[Element data from apps and pages]

════════════════

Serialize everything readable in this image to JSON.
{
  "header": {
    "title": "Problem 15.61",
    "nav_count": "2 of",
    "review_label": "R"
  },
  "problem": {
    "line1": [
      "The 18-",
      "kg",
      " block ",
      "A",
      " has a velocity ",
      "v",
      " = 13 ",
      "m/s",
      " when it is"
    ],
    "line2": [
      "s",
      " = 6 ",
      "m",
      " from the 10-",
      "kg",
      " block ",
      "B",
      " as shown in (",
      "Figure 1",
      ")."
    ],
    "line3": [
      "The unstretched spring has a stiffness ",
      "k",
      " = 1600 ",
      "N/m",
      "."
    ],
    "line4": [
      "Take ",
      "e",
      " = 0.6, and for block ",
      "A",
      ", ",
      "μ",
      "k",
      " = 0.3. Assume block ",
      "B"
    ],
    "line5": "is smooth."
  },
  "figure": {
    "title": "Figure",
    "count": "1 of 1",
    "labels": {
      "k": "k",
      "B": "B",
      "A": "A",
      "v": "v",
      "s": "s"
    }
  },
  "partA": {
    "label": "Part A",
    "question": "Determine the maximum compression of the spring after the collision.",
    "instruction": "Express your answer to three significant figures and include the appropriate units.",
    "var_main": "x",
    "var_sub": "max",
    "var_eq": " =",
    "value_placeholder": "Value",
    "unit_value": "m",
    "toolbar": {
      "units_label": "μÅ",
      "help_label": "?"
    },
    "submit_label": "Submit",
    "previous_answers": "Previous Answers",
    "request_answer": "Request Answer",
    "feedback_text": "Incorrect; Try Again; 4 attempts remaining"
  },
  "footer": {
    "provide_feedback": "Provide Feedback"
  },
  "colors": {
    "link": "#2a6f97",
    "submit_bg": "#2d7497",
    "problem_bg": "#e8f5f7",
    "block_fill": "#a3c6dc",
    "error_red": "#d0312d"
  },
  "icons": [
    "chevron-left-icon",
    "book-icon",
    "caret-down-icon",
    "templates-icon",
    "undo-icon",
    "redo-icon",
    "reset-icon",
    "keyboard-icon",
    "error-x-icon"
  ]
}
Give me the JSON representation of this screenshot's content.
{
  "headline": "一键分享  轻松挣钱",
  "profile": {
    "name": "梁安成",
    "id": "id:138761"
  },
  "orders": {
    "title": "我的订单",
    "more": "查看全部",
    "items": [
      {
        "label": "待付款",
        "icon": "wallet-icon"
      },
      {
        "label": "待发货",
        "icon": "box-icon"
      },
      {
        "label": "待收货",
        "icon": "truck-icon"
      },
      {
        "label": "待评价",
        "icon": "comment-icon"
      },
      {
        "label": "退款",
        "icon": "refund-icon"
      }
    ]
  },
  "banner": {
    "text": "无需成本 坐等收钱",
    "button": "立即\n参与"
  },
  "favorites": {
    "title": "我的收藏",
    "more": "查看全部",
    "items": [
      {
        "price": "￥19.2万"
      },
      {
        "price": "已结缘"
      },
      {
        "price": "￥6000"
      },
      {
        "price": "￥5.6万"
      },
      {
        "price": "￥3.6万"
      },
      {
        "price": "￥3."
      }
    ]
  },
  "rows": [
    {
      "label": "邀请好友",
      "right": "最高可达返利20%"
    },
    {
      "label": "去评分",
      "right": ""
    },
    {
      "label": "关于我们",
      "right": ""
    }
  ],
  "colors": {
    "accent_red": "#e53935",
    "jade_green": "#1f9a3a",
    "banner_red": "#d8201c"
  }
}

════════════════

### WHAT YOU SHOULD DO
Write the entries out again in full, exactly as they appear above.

### EXERCISE ANSWER
Serialize everything readable in this image to JSON.
{
  "header": {
    "title": "Problem 15.61",
    "nav_count": "2 of",
    "review_label": "R"
  },
  "problem": {
    "line1": [
      "The 18-",
      "kg",
      " block ",
      "A",
      " has a velocity ",
      "v",
      " = 13 ",
      "m/s",
      " when it is"
    ],
    "line2": [
      "s",
      " = 6 ",
      "m",
      " from the 10-",
      "kg",
      " block ",
      "B",
      " as shown in (",
      "Figure 1",
      ")."
    ],
    "line3": [
      "The unstretched spring has a stiffness ",
      "k",
      " = 1600 ",
      "N/m",
      "."
    ],
    "line4": [
      "Take ",
      "e",
      " = 0.6, and for block ",
      "A",
      ", ",
      "μ",
      "k",
      " = 0.3. Assume block ",
      "B"
    ],
    "line5": "is smooth."
  },
  "figure": {
    "title": "Figure",
    "count": "1 of 1",
    "labels": {
      "k": "k",
      "B": "B",
      "A": "A",
      "v": "v",
      "s": "s"
    }
  },
  "partA": {
    "label": "Part A",
    "question": "Determine the maximum compression of the spring after the collision.",
    "instruction": "Express your answer to three significant figures and include the appropriate units.",
    "var_main": "x",
    "var_sub": "max",
    "var_eq": " =",
    "value_placeholder": "Value",
    "unit_value": "m",
    "toolbar": {
      "units_label": "μÅ",
      "help_label": "?"
    },
    "submit_label": "Submit",
    "previous_answers": "Previous Answers",
    "request_answer": "Request Answer",
    "feedback_text": "Incorrect; Try Again; 4 attempts remaining"
  },
  "footer": {
    "provide_feedback": "Provide Feedback"
  },
  "colors": {
    "link": "#2a6f97",
    "submit_bg": "#2d7497",
    "problem_bg": "#e8f5f7",
    "block_fill": "#a3c6dc",
    "error_red": "#d0312d"
  },
  "icons": [
    "chevron-left-icon",
    "book-icon",
    "caret-down-icon",
    "templates-icon",
    "undo-icon",
    "redo-icon",
    "reset-icon",
    "keyboard-icon",
    "error-x-icon"
  ]
}
Give me the JSON representation of this screenshot's content.
{
  "headline": "一键分享  轻松挣钱",
  "profile": {
    "name": "梁安成",
    "id": "id:138761"
  },
  "orders": {
    "title": "我的订单",
    "more": "查看全部",
    "items": [
      {
        "label": "待付款",
        "icon": "wallet-icon"
      },
      {
        "label": "待发货",
        "icon": "box-icon"
      },
      {
        "label": "待收货",
        "icon": "truck-icon"
      },
      {
        "label": "待评价",
        "icon": "comment-icon"
      },
      {
        "label": "退款",
        "icon": "refund-icon"
      }
    ]
  },
  "banner": {
    "text": "无需成本 坐等收钱",
    "button": "立即\n参与"
  },
  "favorites": {
    "title": "我的收藏",
    "more": "查看全部",
    "items": [
      {
        "price": "￥19.2万"
      },
      {
        "price": "已结缘"
      },
      {
        "price": "￥6000"
      },
      {
        "price": "￥5.6万"
      },
      {
        "price": "￥3.6万"
      },
      {
        "price": "￥3."
      }
    ]
  },
  "rows": [
    {
      "label": "邀请好友",
      "right": "最高可达返利20%"
    },
    {
      "label": "去评分",
      "right": ""
    },
    {
      "label": "关于我们",
      "right": ""
    }
  ],
  "colors": {
    "accent_red": "#e53935",
    "jade_green": "#1f9a3a",
    "banner_red": "#d8201c"
  }
}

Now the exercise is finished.